▶ _DIRECTIONS_
I need each line of the entries below that includes the string "JSON".

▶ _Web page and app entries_
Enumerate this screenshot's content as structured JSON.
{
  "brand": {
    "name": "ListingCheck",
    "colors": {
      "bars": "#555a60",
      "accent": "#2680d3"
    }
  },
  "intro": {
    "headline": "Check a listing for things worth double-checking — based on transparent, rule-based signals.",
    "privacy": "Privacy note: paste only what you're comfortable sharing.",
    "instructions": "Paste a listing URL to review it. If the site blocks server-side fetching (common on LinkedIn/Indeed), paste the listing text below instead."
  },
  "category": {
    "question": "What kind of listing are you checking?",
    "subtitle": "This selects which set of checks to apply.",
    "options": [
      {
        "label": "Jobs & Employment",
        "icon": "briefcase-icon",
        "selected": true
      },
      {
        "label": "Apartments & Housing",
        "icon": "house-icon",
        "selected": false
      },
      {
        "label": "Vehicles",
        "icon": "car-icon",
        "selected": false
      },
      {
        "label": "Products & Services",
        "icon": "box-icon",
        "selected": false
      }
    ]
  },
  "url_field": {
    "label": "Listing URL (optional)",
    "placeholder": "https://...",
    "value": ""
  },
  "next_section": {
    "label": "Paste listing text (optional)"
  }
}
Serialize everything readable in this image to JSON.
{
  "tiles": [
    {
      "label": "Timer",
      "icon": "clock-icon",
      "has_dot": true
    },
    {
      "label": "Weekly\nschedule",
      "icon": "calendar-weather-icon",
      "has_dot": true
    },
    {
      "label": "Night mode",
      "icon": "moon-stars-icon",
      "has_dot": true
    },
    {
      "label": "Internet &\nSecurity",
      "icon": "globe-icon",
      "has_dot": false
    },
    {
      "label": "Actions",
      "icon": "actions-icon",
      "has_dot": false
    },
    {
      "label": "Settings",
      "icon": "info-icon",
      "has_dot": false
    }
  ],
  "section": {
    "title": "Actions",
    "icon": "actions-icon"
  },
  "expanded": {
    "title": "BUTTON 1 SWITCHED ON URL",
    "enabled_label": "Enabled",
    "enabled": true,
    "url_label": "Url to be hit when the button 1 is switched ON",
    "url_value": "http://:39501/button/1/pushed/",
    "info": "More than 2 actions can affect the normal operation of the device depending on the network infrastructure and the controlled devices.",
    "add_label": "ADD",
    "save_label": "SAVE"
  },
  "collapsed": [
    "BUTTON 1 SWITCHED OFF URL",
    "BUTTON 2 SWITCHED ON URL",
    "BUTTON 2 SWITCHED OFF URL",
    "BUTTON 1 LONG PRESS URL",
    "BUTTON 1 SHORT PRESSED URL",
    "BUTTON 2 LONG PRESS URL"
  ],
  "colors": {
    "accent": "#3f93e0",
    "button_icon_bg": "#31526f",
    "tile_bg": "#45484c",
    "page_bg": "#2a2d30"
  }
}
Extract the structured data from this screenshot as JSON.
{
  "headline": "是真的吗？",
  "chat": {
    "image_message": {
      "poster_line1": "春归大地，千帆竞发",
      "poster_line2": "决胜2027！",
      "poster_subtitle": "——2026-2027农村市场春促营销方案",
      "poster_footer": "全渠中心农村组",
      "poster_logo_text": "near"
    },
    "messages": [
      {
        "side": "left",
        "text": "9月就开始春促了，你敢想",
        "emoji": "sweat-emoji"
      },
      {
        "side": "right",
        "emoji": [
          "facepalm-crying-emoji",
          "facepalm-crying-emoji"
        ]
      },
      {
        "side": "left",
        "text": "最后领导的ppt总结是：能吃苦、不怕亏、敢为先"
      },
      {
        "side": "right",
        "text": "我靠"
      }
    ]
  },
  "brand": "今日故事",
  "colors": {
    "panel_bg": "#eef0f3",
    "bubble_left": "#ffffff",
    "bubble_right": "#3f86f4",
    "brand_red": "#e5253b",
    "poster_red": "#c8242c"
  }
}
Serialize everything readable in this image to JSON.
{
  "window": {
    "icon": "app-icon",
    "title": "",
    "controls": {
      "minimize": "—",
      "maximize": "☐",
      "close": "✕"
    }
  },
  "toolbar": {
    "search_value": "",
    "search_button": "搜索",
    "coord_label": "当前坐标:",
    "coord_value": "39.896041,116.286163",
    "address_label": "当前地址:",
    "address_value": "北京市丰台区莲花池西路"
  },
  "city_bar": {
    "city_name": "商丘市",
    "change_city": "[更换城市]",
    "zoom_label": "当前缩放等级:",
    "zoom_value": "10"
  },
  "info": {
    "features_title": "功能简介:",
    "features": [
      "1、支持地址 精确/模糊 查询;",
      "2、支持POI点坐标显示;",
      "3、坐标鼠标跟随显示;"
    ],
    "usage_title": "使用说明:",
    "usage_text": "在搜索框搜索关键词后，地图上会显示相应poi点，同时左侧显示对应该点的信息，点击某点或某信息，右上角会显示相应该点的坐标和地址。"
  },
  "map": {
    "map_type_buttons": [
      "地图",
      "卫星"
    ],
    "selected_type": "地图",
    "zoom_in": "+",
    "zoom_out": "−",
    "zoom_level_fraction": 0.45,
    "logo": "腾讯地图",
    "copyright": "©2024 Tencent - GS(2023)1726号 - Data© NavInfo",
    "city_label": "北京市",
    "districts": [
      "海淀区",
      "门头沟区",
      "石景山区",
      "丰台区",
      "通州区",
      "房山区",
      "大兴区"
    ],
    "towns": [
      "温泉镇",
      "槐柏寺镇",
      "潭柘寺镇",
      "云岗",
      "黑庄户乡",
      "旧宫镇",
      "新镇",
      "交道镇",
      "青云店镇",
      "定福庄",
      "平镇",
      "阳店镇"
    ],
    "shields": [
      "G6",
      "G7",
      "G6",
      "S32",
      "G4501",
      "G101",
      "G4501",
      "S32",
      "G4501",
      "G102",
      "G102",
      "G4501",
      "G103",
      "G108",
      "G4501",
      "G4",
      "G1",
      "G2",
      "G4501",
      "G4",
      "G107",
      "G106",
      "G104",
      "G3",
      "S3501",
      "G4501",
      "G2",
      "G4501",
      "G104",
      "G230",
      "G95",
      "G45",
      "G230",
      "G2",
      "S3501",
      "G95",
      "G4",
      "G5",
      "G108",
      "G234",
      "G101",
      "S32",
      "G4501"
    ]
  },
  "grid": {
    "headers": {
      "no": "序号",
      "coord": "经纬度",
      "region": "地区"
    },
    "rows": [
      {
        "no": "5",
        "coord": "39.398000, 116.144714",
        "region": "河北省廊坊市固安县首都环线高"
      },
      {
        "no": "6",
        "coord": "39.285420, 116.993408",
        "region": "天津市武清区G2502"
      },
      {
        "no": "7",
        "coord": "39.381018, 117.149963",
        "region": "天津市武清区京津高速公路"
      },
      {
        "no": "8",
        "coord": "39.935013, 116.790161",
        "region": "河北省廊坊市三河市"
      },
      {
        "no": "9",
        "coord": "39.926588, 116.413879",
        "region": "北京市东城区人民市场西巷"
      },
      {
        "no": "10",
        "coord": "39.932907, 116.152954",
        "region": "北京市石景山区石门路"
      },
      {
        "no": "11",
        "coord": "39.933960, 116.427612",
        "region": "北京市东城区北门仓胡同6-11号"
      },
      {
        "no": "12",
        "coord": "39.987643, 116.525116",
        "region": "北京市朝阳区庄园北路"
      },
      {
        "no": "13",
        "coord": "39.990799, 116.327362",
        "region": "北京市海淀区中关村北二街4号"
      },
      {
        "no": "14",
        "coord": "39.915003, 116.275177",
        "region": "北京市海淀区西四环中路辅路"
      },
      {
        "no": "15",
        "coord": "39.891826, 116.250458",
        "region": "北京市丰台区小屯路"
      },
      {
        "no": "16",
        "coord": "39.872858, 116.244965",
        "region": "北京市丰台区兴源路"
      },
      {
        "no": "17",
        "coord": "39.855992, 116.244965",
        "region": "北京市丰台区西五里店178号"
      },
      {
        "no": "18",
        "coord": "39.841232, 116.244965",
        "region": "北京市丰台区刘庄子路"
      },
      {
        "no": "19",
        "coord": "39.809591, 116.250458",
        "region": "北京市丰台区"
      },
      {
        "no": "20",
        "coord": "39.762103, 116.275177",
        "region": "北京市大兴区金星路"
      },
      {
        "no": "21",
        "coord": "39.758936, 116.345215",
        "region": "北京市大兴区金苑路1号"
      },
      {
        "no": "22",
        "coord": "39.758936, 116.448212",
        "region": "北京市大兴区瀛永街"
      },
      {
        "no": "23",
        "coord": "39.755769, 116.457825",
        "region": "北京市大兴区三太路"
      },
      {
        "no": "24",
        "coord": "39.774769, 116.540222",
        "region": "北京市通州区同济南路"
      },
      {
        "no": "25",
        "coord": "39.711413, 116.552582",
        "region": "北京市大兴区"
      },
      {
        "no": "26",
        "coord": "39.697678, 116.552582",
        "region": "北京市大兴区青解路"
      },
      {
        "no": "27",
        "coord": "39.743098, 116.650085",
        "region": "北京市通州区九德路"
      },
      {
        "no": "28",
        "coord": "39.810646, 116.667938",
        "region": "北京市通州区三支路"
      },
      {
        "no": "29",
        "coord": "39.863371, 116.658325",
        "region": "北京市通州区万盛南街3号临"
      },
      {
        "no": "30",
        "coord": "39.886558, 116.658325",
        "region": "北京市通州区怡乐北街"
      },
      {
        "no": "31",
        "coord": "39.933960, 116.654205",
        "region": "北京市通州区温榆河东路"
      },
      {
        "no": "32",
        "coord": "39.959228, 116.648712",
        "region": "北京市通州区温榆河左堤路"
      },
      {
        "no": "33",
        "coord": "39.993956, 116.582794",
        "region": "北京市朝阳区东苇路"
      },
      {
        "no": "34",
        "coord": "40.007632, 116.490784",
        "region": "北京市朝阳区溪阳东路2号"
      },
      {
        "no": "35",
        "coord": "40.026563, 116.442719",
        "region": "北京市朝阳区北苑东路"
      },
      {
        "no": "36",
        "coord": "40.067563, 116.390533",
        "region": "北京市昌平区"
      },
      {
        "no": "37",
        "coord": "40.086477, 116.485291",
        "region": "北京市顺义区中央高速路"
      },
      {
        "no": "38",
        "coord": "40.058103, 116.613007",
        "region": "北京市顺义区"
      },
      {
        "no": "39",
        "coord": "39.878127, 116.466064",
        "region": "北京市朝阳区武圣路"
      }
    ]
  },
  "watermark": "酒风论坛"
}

▶ _ANSWER TO THE PROBLEM_
Enumerate this screenshot's content as structured JSON.
Serialize everything readable in this image to JSON.
Extract the structured data from this screenshot as JSON.
Serialize everything readable in this image to JSON.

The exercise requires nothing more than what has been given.